---------- DATA ----------
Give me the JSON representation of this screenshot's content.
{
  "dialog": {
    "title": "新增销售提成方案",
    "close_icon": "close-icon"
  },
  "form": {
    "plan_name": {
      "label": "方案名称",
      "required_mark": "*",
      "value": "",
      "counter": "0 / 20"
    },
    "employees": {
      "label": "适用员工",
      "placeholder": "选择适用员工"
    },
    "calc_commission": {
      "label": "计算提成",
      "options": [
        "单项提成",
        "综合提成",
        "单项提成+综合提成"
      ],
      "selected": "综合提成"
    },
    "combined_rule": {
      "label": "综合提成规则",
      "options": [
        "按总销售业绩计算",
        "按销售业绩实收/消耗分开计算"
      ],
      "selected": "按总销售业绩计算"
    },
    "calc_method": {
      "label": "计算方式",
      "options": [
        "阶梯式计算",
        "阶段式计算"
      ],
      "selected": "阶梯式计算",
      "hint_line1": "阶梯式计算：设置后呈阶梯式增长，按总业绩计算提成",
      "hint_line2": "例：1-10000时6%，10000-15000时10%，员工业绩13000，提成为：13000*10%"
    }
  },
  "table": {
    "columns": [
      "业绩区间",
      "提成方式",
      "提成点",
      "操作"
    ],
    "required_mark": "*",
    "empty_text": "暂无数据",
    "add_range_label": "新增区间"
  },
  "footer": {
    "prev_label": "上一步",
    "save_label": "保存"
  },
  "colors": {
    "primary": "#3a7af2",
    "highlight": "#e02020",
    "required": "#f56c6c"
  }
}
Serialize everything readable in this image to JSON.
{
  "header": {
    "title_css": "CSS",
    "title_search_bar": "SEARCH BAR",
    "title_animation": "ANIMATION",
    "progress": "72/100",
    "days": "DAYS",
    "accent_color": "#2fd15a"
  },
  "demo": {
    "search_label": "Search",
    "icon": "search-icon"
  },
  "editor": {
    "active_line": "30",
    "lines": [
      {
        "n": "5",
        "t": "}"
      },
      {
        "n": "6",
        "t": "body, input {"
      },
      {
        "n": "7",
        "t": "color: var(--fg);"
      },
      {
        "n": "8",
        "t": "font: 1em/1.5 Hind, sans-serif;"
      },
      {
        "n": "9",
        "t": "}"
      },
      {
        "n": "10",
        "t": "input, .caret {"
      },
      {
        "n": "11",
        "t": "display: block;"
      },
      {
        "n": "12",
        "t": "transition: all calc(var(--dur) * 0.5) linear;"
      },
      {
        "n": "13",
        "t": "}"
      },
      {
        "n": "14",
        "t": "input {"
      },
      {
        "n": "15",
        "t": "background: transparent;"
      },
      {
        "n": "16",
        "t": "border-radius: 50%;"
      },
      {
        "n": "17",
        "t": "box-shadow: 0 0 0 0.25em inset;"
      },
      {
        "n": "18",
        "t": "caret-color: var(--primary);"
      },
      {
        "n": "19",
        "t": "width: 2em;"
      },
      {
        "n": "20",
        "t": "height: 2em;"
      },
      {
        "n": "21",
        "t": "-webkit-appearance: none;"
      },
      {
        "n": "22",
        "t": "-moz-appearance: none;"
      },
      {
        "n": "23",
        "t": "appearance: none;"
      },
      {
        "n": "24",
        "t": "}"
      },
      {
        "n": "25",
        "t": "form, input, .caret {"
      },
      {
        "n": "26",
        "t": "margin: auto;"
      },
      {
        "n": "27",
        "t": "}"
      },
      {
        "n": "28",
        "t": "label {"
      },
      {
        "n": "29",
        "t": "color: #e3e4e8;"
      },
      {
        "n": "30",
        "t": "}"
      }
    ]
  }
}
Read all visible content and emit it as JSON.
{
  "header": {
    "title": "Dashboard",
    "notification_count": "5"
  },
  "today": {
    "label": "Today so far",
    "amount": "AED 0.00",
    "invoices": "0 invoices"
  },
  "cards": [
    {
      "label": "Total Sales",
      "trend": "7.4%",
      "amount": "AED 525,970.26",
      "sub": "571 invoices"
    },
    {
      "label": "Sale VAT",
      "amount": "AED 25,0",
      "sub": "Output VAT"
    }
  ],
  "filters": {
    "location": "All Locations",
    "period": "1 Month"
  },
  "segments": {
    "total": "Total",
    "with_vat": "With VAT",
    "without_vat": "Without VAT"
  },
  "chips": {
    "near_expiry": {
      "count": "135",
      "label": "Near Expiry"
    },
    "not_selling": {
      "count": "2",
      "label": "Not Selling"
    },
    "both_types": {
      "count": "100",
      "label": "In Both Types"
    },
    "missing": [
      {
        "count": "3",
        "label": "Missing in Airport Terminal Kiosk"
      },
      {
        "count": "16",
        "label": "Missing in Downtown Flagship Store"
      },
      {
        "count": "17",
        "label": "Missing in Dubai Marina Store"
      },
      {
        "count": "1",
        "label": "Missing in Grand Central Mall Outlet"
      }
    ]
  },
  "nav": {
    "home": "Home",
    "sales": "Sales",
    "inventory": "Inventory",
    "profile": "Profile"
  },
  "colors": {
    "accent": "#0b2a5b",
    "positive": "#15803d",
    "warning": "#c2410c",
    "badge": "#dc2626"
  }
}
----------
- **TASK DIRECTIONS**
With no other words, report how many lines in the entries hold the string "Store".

- **REPLY**
2